Organizations today consider data security as a subject of core importance. Data loss as such has been identified as the most daunting cybersecurity challenge faced by businesses today. Owing to the perilous consequences that data leaks and information breaches can prove, organizations have found themselves investing heavily in data security and cybersecurity frameworks.
In a country like India, the importance of data privacy cannot be understated. Let’s take for instance the financial sector. Banks and investment companies deal with enormous amounts of data in the form of customer-related information and consequently invest massively to ensure that their security systems are literally impregnable in order to avoid hazardous data breaches. Even new-generation lending startups that have become extremely popular in the market today consider data security as an aspect that cannot be ignored at any cost.
The importance of data privacy in India and the lending market at large
It goes without saying that institutions operating in the lending space deal with humongous amounts of data, and are obligated to ensure that information leaks are prevented to avoid potentially damaging effects.

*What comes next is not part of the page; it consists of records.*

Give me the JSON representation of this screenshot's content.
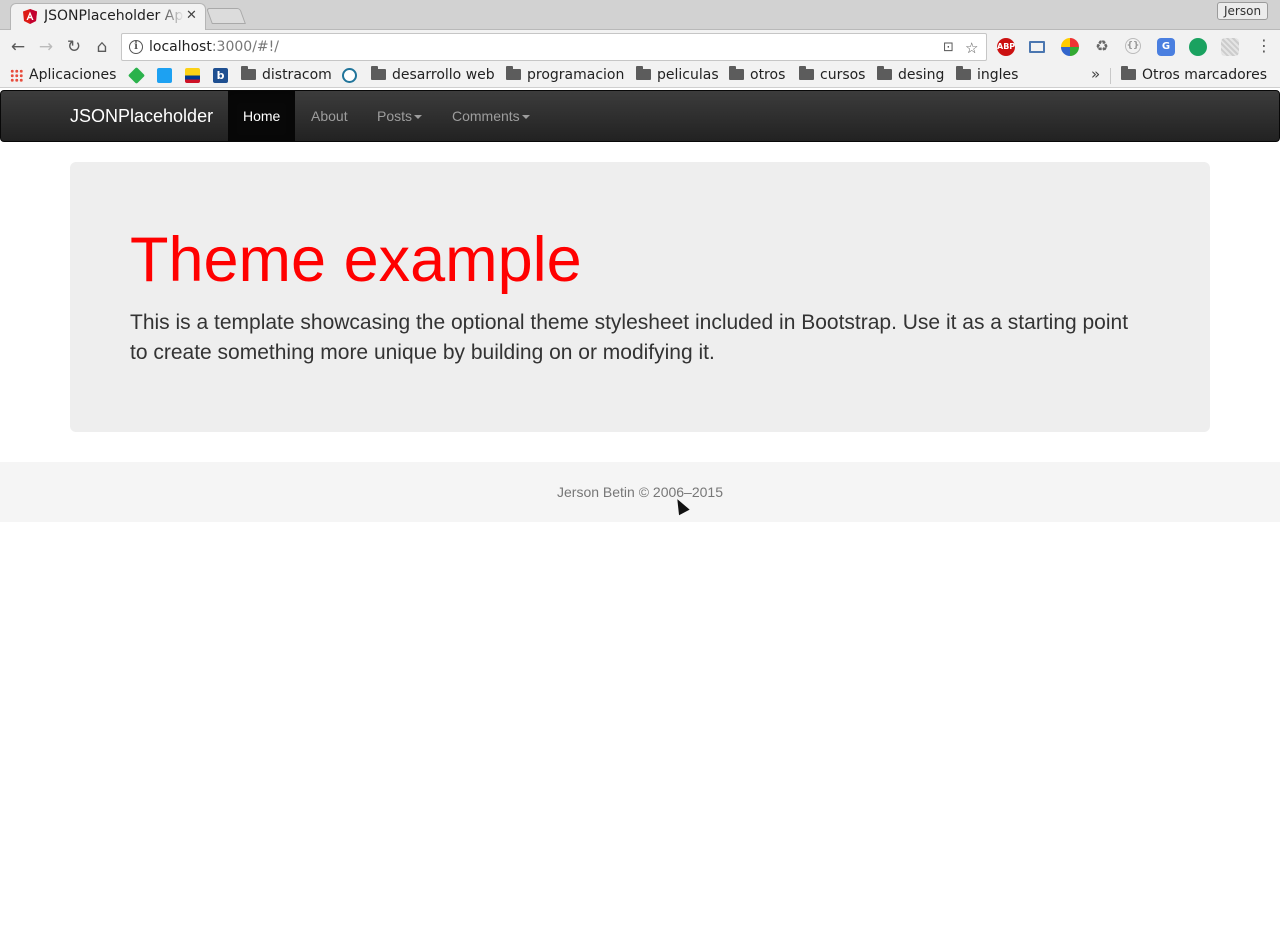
{
  "browser": {
    "tab_title": "JSONPlaceholder App",
    "profile_name": "Jerson",
    "url_host": "localhost",
    "url_rest": ":3000/#!/",
    "bookmarks": [
      {
        "label": "Aplicaciones",
        "icon": "apps-icon"
      },
      {
        "label": "",
        "icon": "feedly-icon"
      },
      {
        "label": "",
        "icon": "twitter-icon"
      },
      {
        "label": "",
        "icon": "colombia-flag-icon"
      },
      {
        "label": "",
        "icon": "b-icon"
      },
      {
        "label": "distracom",
        "icon": "folder-icon"
      },
      {
        "label": "",
        "icon": "wordpress-icon"
      },
      {
        "label": "desarrollo web",
        "icon": "folder-icon"
      },
      {
        "label": "programacion",
        "icon": "folder-icon"
      },
      {
        "label": "peliculas",
        "icon": "folder-icon"
      },
      {
        "label": "otros",
        "icon": "folder-icon"
      },
      {
        "label": "cursos",
        "icon": "folder-icon"
      },
      {
        "label": "desing",
        "icon": "folder-icon"
      },
      {
        "label": "ingles",
        "icon": "folder-icon"
      }
    ],
    "more_bookmarks": "»",
    "other_bookmarks": "Otros marcadores"
  },
  "navbar": {
    "brand": "JSONPlaceholder",
    "items": [
      {
        "label": "Home",
        "active": true
      },
      {
        "label": "About"
      },
      {
        "label": "Posts",
        "dropdown": true
      },
      {
        "label": "Comments",
        "dropdown": true
      }
    ]
  },
  "jumbotron": {
    "title": "Theme example",
    "text": "This is a template showcasing the optional theme stylesheet included in Bootstrap. Use it as a starting point to create something more unique by building on or modifying it."
  },
  "footer": {
    "text": "Jerson Betin © 2006–2015"
  },
  "colors": {
    "title": "#ff0000",
    "navbar_bg": "#222222",
    "jumbotron_bg": "#eeeeee"
  }
}
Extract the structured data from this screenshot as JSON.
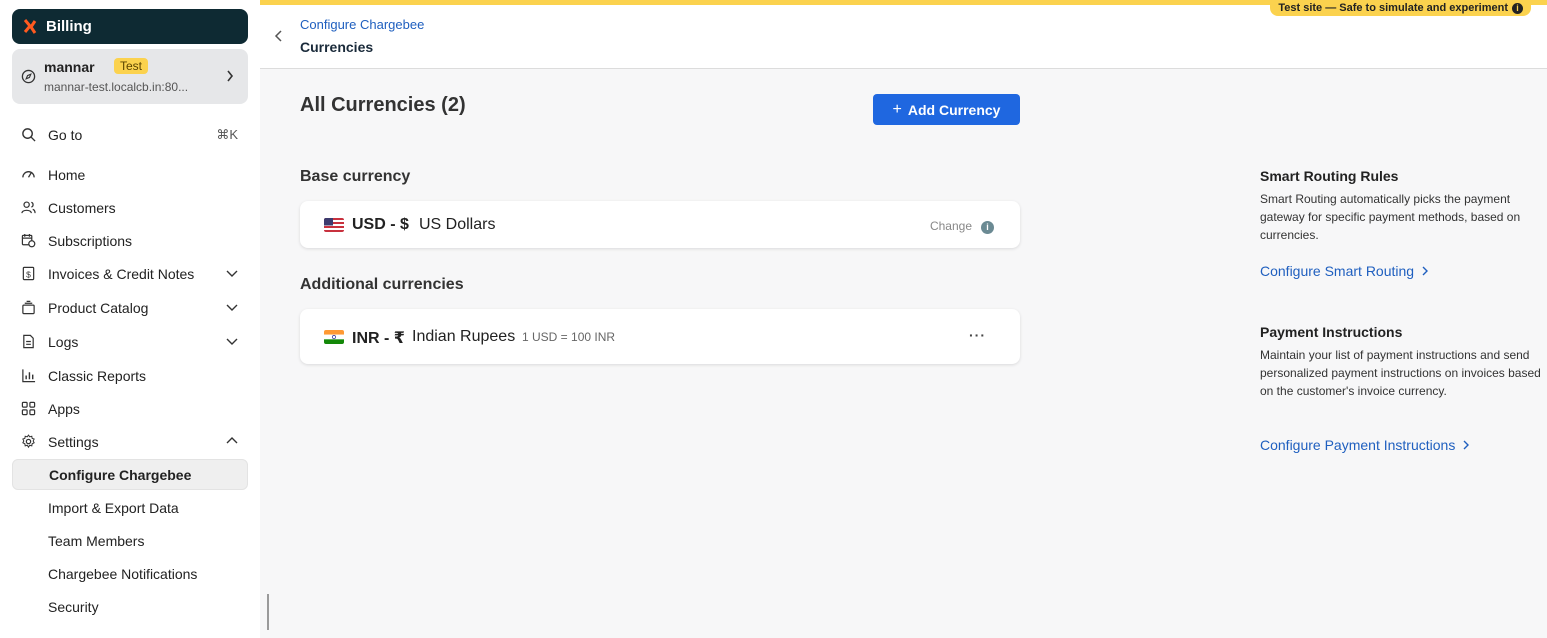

There have been multiple instances in the past that have promoted institutions to reassess their capabilities to handle data hacks and information breaches.
A fairly recent incident in this regard is the compromise of multiple debit and credit card accounts of users holding accounts with some of India’s top banks. Several users were found reporting unauthorised transactions on their cards in countries outside India, particularly China. The reason for the same, following an investigative audit, carried out by SISA Information Security, revealed that the security compromise was because of a malicious program infused into Hitachi Payment System’s payment gateway. Although serious fall-outs were prevented through swift, corrective action, the potentially menacing effects that data breaches can inflict cannot for once be written off.
Another recent incident that raised eyebrows was the information compromise in the systems the largest biometric database in the world – Aadhaar. The Aadhaar programme, conceptualized and developed by the Unique Identification Authority of India, a statutory institution established under the Ministry of Electronics and Information Technology, holds biometric data of over a billion Indians and was the centre of recent flak owing to employing a tenuous security framework that is easily prone to serious data hacks.
Even new-age lenders such as Fintech companies that have become popular in the lending space are easily prone to information hacks. The biggest threat arises from the compromise of customer information. Lenders are heavily dependent on leads generated from various social channels and are often vying to get polished leads that have a potentially high conversion ratio. Citing this point of reference, data privacy holds mighty relevance in a country like India that has the distinction of being the second most populous country in the world, clearly en-route to overtaking China to become the most populous country in a few years to come. With an exponentially growing middle-class and easily boasting the highest youth population in the world, the number of individuals opting for credit is only increasing by the second. Going by this dynamic, the importance of creating more robust security frameworks to combat potential threats accompanying information breaches is more important now than ever.